Your goal – Look through the lines below and copy each one that includes "JSON".
[[ Dataset content, beginning ]]
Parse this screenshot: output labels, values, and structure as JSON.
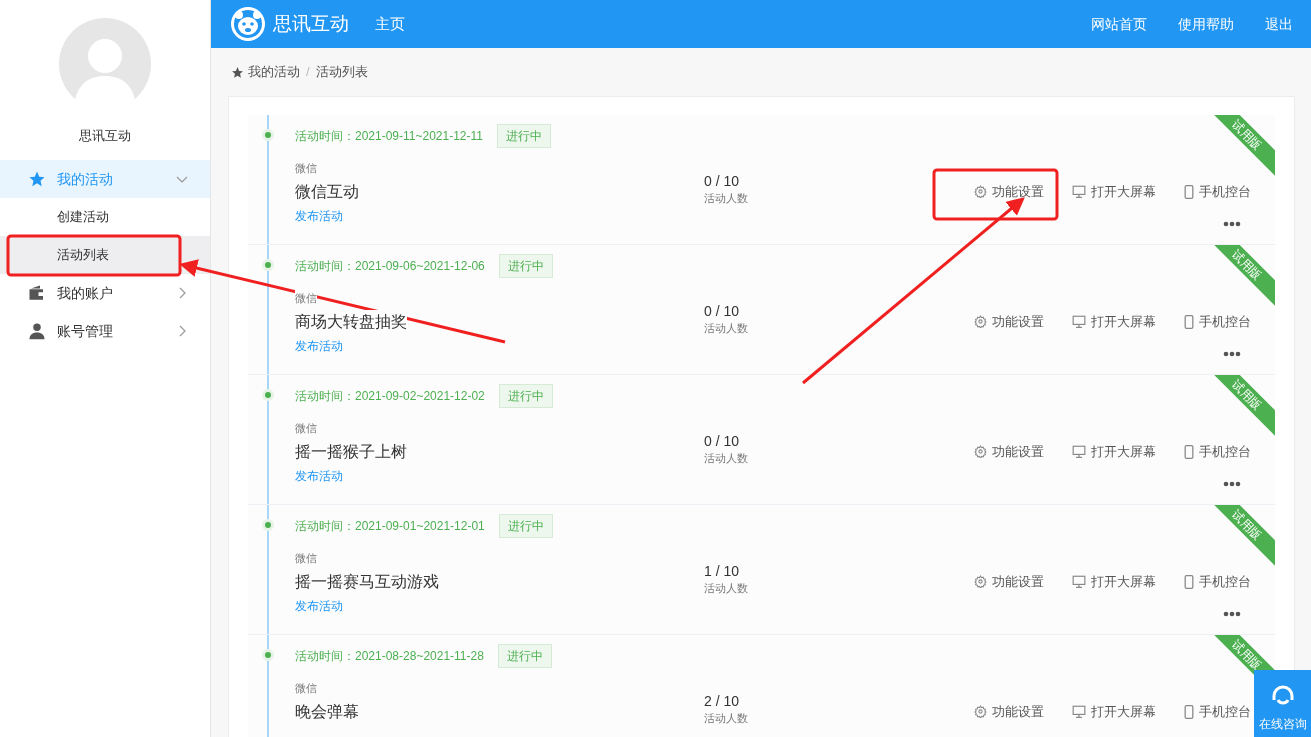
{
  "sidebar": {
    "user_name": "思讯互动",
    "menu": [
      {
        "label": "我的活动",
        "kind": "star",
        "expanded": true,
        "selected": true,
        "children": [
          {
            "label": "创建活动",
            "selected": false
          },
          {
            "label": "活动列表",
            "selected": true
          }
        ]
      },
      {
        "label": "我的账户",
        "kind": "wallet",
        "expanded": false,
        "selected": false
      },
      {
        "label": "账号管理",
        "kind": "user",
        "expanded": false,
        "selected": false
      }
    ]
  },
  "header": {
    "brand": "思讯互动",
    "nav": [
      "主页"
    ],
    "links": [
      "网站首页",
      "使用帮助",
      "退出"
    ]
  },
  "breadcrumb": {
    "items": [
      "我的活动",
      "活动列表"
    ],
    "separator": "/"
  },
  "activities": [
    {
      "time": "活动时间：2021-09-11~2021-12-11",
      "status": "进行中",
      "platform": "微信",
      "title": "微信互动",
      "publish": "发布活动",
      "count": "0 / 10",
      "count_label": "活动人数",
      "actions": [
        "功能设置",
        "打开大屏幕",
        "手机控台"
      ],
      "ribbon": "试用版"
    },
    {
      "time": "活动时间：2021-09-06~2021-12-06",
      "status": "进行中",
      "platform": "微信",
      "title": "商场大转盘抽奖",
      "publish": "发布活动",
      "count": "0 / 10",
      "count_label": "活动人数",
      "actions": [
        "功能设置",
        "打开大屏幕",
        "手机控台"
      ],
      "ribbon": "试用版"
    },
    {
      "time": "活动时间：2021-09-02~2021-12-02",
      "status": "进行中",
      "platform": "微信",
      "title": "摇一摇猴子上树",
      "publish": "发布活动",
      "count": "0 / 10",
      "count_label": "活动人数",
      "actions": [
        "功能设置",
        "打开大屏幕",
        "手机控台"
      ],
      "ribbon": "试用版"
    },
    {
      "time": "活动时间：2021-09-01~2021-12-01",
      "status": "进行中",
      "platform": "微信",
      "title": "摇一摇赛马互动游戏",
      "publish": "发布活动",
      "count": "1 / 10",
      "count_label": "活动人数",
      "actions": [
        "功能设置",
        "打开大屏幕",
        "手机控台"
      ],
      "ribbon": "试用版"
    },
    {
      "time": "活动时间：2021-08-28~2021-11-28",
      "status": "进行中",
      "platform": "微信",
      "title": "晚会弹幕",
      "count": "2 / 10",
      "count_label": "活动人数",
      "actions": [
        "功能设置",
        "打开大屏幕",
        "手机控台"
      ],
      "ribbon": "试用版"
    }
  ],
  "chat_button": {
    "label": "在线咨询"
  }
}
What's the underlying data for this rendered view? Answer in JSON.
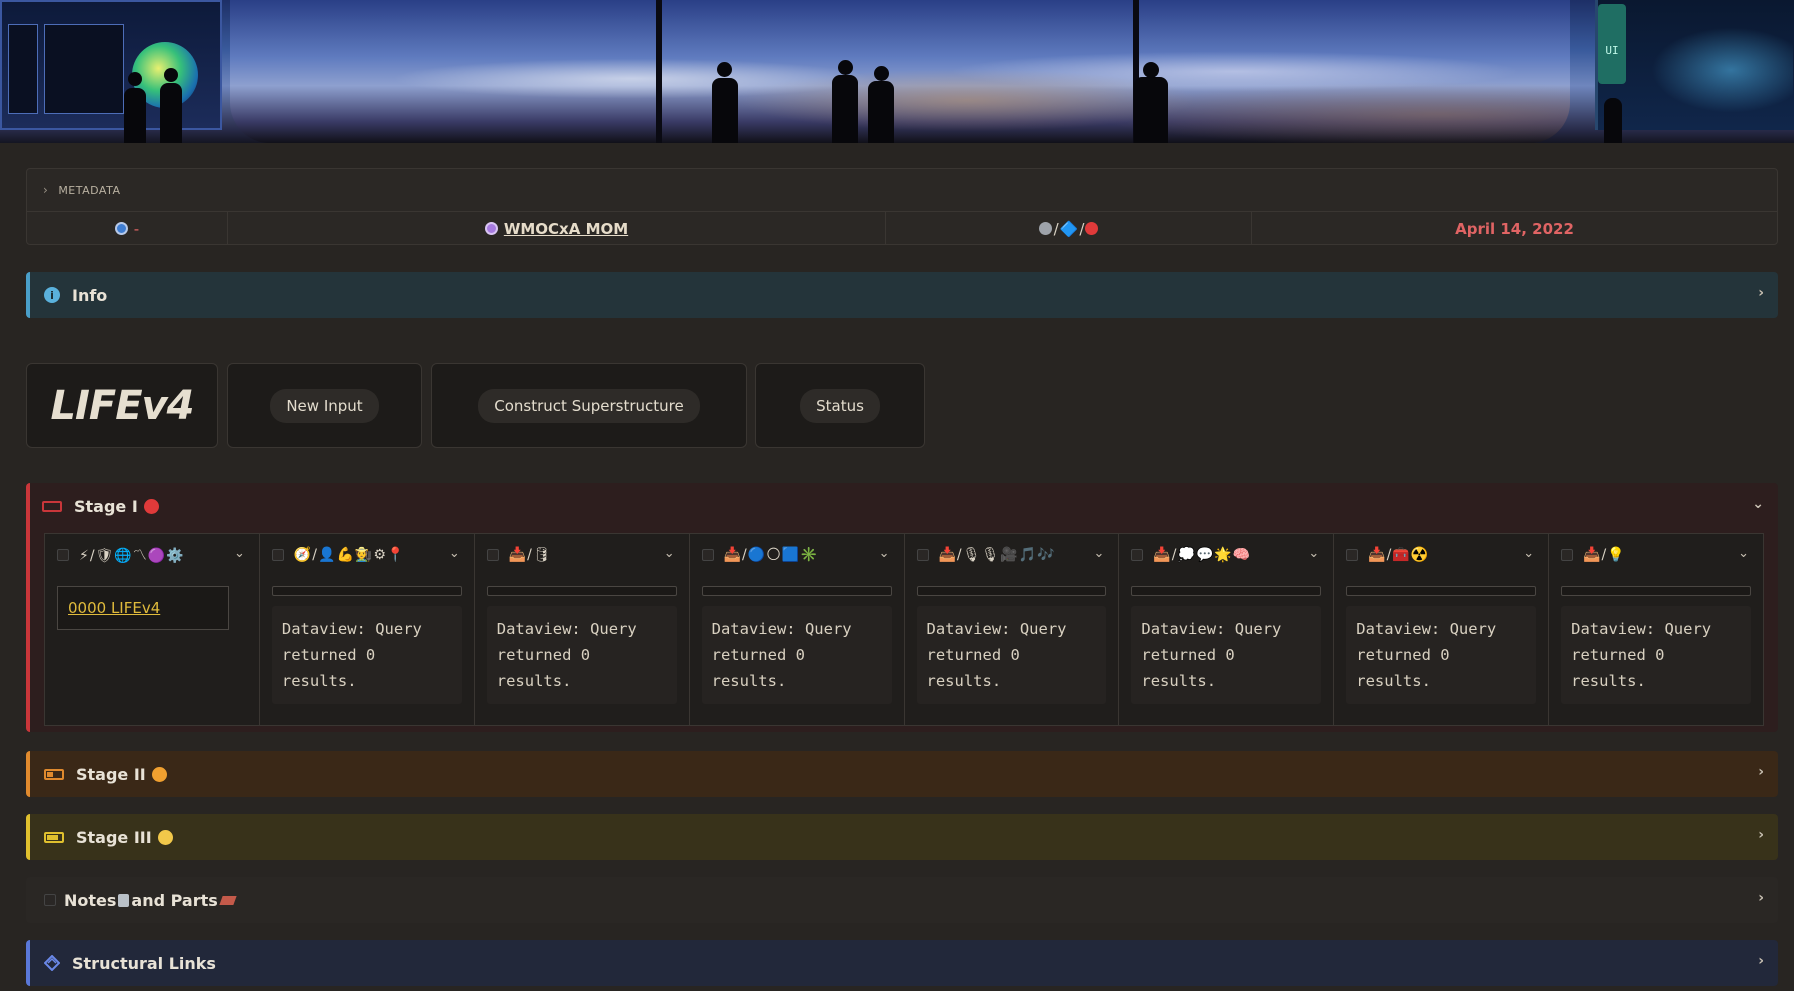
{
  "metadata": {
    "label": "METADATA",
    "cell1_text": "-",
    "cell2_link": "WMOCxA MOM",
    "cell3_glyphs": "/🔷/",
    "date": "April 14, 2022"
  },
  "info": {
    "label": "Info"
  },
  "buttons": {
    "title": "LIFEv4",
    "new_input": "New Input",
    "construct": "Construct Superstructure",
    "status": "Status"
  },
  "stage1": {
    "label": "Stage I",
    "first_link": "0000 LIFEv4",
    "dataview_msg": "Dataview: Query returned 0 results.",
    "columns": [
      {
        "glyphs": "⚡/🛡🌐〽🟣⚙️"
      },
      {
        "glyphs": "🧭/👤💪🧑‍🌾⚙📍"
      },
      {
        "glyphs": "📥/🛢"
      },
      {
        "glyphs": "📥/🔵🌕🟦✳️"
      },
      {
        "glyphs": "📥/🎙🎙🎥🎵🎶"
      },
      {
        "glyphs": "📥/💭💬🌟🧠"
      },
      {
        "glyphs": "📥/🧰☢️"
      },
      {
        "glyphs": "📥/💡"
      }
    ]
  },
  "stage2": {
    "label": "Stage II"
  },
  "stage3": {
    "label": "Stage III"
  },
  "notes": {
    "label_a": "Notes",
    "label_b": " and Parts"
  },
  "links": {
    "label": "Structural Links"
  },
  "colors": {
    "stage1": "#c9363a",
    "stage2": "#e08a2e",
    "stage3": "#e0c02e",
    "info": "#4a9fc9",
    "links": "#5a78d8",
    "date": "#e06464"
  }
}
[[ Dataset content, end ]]
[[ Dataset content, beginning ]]
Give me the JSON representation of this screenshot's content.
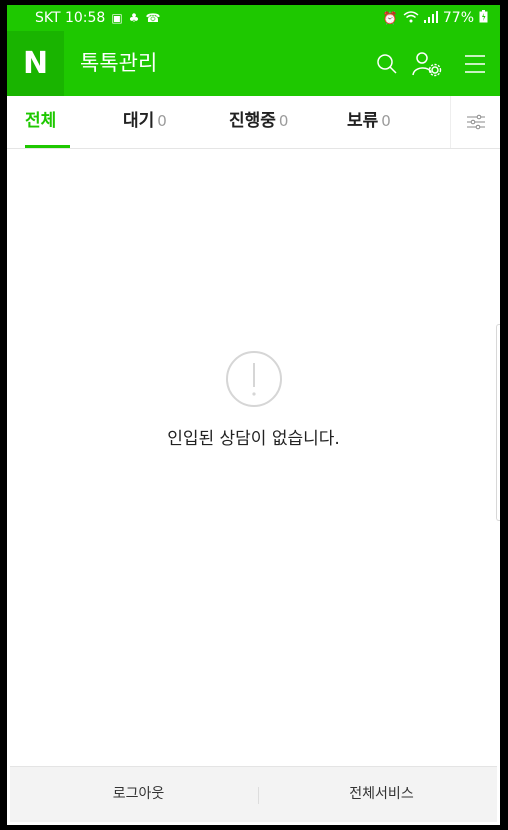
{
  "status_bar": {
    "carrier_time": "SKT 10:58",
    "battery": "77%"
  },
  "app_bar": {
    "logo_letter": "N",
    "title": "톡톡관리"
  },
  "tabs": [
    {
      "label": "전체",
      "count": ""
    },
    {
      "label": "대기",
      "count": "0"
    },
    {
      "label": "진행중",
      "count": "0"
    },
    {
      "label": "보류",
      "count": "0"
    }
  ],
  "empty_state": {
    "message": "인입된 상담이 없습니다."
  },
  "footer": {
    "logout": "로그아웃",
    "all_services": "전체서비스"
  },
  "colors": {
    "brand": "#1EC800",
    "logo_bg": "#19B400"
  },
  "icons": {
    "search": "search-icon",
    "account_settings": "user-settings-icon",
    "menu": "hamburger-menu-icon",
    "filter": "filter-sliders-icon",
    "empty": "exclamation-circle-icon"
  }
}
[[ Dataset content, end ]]
Task answer –
Parse this screenshot: output labels, values, and structure as JSON.
What's the underlying data for this rendered view? Answer in JSON.
Give me the JSON representation of this screenshot's content.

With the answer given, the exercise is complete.